2019 Best of Rancho Cucamonga • Museum Award
From Chicago, Illinois to Santa Monica, California – The Mother Road
RICHFIELD OIL...A LONG HISTORY
Lifting the Richfield sign into place.
Clarence Hornung sketching logos for Richfield Oil Company in his 47th Street Manhattan studio.
Richfield Gas Pump early 1900s
Richfield Gas Pump
From the Past
Cucamonga Service Station
During the 1930s
The Cucamonga Service Station, is the last station reminiscent of the roadside architecture of the 1920’s, 30’s and 40’s, some of which still exists today in Rancho Cucamonga.
2016 Preservation Award
The Mother Road
For nearly six
decades, a two-lane road, running 2,448 miles, connected Chicago to Los
Angeles. It was the path to Western promise for "Okies" escaping the

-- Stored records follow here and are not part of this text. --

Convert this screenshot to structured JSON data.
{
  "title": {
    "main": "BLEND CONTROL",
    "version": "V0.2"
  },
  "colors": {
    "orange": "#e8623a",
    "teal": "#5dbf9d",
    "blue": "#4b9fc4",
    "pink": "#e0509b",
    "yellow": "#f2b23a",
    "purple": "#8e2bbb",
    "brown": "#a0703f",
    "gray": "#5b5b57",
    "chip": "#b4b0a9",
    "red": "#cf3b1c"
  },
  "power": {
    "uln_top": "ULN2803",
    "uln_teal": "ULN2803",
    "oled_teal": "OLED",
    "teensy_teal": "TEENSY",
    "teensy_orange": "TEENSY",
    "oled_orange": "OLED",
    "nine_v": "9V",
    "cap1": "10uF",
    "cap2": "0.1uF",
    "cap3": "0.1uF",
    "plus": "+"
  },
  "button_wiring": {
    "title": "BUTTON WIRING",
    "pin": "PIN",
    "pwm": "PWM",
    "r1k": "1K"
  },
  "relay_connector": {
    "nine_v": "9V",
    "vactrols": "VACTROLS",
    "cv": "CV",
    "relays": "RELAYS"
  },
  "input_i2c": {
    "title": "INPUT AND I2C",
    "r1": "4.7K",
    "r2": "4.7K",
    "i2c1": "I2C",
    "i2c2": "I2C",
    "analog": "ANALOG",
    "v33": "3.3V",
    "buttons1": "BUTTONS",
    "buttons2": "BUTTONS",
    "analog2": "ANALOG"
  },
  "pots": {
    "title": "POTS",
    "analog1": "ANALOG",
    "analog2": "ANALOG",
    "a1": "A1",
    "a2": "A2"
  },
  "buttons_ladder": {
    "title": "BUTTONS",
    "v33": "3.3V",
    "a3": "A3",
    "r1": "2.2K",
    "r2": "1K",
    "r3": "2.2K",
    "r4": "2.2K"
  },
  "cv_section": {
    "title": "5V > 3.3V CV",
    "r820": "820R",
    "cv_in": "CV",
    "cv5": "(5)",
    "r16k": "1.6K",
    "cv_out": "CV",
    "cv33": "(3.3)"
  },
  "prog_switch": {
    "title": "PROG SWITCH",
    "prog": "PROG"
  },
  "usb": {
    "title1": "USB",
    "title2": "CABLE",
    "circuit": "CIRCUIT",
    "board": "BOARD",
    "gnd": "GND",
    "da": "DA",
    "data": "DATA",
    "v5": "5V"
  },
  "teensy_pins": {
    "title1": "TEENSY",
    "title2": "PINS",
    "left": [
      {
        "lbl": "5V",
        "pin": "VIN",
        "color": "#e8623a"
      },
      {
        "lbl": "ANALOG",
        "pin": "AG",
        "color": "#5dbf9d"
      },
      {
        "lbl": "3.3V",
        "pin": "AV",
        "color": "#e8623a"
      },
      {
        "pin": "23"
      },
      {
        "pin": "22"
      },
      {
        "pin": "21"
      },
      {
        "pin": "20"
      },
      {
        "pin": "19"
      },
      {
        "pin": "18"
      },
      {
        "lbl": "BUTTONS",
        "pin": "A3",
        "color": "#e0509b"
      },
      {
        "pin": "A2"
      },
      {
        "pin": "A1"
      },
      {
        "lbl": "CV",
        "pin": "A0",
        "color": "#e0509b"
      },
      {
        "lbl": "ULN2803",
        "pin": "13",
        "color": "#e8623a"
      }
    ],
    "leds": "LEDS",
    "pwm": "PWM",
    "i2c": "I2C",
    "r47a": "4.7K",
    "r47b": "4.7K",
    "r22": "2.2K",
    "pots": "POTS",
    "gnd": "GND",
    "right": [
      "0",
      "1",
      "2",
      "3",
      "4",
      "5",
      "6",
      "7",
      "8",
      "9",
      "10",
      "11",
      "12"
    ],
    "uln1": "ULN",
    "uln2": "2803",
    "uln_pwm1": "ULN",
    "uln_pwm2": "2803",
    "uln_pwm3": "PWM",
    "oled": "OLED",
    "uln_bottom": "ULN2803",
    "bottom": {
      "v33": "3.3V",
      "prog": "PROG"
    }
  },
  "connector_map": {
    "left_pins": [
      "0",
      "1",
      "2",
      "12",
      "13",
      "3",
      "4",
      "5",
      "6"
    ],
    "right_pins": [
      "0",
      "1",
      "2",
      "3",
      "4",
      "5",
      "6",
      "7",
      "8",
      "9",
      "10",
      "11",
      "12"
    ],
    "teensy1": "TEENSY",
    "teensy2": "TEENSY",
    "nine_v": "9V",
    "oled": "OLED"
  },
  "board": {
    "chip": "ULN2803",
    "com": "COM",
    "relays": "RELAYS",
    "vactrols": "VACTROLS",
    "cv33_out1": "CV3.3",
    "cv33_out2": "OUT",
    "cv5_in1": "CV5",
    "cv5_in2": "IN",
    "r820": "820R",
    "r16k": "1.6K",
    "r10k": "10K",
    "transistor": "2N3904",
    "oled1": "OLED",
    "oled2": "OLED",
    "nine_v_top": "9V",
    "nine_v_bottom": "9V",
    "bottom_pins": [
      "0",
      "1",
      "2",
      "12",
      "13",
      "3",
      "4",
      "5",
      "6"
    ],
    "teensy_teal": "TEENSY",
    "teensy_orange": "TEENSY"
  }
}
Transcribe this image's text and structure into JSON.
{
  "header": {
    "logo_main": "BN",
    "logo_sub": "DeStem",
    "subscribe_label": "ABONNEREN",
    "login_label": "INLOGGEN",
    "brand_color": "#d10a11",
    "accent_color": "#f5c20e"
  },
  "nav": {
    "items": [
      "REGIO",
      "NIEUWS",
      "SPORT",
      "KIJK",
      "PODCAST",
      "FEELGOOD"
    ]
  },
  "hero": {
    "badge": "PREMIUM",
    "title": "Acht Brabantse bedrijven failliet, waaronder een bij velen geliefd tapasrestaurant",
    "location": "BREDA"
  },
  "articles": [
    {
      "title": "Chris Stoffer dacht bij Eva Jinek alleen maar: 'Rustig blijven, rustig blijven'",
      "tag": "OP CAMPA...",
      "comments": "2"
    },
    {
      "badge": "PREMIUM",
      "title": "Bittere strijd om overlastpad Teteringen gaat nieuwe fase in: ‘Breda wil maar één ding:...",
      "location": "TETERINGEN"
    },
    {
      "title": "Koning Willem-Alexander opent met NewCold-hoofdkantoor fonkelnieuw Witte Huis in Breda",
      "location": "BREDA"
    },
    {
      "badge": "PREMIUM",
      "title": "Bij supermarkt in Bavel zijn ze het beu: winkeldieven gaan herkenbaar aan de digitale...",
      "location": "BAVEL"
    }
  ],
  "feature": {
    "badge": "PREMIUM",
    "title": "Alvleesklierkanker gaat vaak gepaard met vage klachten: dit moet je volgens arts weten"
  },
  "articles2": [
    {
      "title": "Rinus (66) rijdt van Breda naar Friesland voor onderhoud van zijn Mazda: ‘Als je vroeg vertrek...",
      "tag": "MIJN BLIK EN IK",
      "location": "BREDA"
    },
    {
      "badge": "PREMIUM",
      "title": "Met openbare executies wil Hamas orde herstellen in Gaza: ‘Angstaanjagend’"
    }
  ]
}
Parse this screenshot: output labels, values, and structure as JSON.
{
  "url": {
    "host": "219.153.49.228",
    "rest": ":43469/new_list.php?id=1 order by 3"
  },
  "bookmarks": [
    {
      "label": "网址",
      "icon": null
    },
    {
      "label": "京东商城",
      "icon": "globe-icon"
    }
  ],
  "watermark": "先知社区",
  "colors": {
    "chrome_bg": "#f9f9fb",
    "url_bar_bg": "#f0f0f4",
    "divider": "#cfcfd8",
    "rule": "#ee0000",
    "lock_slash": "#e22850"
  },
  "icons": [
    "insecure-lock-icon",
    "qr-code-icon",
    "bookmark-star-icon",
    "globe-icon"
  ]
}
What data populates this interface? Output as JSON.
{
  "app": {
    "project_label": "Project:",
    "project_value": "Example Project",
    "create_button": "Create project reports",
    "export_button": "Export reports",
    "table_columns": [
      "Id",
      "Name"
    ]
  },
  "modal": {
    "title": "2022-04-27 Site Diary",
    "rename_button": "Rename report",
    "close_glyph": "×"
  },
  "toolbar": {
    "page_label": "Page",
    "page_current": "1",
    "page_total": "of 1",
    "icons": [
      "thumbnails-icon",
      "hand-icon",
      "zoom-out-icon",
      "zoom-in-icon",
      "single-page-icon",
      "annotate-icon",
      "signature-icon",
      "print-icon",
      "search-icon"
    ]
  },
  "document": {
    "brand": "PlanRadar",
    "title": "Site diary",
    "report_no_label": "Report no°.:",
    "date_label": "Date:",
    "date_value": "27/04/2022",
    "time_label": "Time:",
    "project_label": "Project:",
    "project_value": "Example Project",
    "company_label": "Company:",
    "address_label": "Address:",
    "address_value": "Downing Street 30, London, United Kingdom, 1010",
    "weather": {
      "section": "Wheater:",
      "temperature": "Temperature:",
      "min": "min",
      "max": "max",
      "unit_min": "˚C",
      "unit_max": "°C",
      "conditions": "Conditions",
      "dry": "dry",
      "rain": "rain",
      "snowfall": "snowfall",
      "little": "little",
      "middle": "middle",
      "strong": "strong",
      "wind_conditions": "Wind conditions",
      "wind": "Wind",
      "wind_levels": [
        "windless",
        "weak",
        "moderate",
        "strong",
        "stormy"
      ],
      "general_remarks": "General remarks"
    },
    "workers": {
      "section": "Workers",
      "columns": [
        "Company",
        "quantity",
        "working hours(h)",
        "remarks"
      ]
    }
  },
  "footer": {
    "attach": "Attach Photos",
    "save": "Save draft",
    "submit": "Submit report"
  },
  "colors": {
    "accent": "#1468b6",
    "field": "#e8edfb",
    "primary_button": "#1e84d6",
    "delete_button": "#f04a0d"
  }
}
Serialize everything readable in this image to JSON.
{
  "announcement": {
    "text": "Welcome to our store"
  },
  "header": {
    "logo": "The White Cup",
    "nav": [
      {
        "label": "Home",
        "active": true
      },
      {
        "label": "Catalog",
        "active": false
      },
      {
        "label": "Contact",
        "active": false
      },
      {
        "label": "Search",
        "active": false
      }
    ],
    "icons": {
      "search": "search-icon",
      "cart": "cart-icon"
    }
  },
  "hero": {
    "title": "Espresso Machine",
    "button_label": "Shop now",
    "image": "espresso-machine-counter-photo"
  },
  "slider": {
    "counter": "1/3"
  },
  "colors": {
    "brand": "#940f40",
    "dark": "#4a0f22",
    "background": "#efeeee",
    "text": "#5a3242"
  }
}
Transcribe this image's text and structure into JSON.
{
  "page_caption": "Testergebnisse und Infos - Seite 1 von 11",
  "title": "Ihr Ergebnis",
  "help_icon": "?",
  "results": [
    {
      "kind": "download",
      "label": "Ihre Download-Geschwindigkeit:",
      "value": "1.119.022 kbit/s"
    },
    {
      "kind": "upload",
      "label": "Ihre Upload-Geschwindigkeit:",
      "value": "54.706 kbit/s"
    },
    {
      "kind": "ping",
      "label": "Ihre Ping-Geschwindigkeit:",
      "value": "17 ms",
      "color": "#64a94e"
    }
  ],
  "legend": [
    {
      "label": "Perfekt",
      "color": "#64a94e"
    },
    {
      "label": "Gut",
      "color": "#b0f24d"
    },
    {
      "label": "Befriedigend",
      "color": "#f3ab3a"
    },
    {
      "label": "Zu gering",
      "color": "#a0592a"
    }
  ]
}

Dust Bowl in the 1930s, the road under the soles of American nomads like Jack
Kerouac. Route 66 was once considered an essential artery, its travelers a
measure of America's pulse. But by the mid-1980s, the road was deemed obsolete.
Twenty-five years ago on June 27, Route 66 was decommissioned. But even as the
no-tell motels and mom-and-pop shops along the road disappeared, the fables of
America's "Mother Road" continued to ramble on.
Virginia Dare Winery 1920s - on Route 66